Recorded data.

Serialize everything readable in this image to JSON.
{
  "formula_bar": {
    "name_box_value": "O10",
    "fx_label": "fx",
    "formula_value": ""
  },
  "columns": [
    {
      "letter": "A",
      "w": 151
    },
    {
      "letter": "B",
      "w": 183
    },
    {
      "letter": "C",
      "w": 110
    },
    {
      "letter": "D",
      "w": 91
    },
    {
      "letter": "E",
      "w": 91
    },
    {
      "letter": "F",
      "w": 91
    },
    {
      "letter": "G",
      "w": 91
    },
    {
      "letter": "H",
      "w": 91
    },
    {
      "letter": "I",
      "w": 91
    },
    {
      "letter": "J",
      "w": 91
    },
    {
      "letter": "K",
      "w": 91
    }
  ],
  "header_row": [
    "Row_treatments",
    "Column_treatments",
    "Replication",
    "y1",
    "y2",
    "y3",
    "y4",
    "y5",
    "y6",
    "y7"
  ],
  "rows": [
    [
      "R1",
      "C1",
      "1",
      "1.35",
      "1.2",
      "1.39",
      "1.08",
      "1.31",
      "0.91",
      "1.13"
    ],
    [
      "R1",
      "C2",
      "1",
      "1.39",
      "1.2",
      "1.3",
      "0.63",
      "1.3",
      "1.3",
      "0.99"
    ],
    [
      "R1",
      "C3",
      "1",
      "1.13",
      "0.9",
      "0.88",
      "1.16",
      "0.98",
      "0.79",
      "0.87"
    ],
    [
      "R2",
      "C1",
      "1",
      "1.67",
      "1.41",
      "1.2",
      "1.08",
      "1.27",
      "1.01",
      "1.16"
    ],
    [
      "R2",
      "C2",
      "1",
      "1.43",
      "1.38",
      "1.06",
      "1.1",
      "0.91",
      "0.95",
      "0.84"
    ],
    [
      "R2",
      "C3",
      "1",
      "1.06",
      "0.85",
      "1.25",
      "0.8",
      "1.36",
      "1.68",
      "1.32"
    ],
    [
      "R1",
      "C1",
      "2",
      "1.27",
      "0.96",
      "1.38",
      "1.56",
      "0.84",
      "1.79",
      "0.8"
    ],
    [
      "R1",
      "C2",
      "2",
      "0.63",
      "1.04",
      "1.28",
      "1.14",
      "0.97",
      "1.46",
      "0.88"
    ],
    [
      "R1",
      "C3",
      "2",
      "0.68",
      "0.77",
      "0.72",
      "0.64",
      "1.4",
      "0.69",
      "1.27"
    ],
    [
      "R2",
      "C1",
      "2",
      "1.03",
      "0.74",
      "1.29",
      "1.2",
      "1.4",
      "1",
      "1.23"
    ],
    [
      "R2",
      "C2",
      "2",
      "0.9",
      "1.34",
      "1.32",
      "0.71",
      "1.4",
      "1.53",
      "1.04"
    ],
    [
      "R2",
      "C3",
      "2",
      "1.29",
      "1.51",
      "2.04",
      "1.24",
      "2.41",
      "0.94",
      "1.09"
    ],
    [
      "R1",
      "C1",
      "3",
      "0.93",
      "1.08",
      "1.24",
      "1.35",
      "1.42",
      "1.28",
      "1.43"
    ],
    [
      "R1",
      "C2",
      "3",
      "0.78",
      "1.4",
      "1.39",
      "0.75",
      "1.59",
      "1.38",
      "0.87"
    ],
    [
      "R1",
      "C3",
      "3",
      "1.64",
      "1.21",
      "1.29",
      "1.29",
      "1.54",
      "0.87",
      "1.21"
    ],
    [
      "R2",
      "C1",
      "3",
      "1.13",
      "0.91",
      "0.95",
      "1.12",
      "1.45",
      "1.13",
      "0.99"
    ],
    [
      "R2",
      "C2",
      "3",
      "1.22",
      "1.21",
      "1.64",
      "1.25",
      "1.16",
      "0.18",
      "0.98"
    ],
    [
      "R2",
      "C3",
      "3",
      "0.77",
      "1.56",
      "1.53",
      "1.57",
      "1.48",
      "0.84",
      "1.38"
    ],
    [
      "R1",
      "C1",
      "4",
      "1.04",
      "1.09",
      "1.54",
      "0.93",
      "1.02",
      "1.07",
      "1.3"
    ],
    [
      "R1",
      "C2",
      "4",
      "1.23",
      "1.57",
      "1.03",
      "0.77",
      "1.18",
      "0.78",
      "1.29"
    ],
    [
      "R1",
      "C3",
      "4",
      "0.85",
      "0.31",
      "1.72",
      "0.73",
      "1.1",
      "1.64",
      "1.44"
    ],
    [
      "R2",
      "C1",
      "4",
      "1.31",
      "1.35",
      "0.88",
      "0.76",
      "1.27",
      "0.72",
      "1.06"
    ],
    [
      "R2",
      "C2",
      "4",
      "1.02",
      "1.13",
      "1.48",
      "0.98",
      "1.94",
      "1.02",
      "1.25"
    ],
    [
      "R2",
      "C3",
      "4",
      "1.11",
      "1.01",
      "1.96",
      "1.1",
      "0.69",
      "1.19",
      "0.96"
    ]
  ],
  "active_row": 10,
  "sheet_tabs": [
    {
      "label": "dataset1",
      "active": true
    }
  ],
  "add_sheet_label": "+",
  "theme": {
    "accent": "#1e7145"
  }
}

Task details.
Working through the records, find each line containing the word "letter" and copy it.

Answer.
      "letter": "A",
      "letter": "B",
      "letter": "C",
      "letter": "D",
      "letter": "E",
      "letter": "F",
      "letter": "G",
      "letter": "H",
      "letter": "I",
      "letter": "J",
      "letter": "K",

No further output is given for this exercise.